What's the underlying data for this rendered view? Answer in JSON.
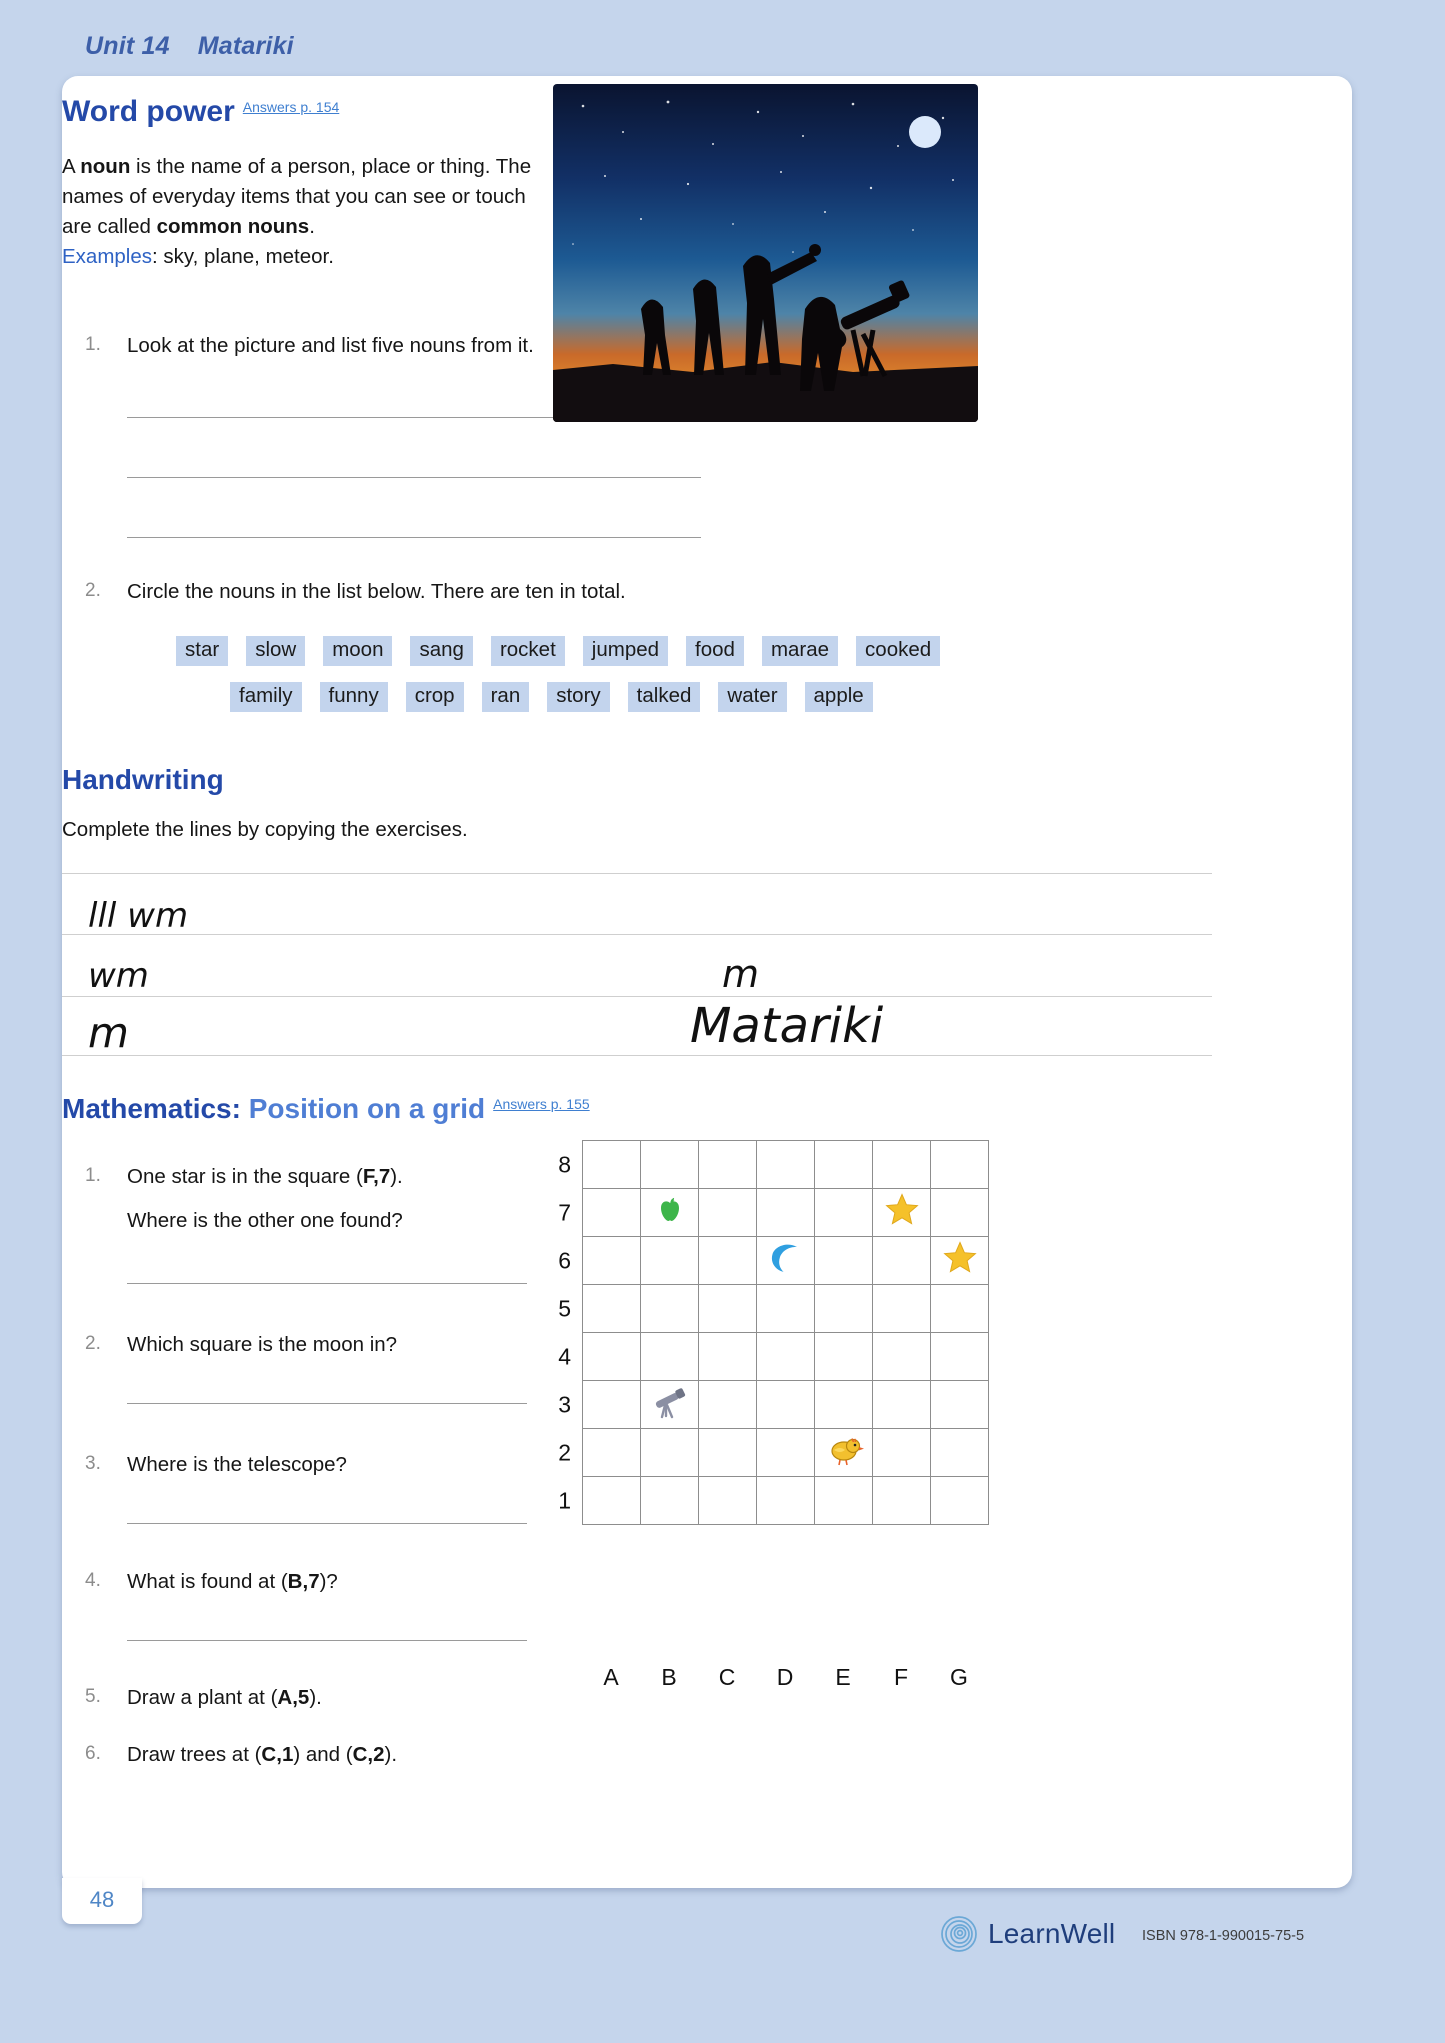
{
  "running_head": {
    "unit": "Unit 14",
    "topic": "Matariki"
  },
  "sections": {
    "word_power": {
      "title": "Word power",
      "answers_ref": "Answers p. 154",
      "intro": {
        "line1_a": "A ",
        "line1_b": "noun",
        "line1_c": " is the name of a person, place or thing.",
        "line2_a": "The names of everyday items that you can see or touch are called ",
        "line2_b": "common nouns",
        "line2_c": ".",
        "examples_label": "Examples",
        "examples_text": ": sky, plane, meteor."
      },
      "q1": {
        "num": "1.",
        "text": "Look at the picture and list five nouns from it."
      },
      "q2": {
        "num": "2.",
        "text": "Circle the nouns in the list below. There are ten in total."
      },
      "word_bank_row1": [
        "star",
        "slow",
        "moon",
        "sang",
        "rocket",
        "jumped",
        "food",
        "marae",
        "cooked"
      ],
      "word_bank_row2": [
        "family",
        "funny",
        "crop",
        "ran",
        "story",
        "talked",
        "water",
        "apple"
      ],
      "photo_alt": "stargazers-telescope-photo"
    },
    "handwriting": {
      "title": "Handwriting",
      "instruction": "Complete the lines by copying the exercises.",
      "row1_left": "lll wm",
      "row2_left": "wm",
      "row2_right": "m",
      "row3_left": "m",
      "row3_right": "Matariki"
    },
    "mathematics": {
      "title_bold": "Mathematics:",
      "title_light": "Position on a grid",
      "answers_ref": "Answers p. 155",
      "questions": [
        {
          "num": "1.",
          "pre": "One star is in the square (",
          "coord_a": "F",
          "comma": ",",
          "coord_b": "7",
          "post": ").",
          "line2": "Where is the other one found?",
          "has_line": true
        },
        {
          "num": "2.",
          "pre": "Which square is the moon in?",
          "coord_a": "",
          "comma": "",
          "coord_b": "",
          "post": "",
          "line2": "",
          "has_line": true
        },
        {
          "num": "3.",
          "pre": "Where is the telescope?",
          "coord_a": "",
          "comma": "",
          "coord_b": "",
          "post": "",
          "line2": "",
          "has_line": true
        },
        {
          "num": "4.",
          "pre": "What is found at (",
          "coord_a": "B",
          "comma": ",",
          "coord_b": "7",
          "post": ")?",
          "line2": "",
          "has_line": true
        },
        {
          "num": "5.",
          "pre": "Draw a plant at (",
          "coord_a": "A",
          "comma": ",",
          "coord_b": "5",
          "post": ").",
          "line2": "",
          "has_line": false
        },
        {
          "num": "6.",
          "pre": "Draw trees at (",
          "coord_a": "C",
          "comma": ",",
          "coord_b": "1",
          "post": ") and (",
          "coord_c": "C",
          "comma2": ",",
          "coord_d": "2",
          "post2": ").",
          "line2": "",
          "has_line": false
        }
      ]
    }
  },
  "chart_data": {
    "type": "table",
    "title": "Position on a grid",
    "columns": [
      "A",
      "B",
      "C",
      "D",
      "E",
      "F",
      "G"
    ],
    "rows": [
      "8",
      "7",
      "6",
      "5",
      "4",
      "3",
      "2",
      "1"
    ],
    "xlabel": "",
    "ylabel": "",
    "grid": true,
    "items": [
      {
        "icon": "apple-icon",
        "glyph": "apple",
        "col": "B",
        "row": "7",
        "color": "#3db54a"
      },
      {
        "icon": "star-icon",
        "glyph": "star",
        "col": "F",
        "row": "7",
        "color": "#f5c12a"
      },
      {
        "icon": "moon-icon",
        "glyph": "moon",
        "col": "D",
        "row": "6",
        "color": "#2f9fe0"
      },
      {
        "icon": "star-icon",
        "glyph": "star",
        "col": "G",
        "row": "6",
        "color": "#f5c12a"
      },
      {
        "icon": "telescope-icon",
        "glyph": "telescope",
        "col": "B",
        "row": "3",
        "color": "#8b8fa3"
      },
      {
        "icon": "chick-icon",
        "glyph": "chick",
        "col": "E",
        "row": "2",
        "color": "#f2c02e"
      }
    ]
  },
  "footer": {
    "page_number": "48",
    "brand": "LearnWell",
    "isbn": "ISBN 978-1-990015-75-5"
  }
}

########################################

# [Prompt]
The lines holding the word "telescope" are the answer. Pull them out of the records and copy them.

# [Answer to the exercise]
      "photo_alt": "stargazers-telescope-photo"
          "pre": "Where is the telescope?",
        "icon": "telescope-icon",
        "glyph": "telescope",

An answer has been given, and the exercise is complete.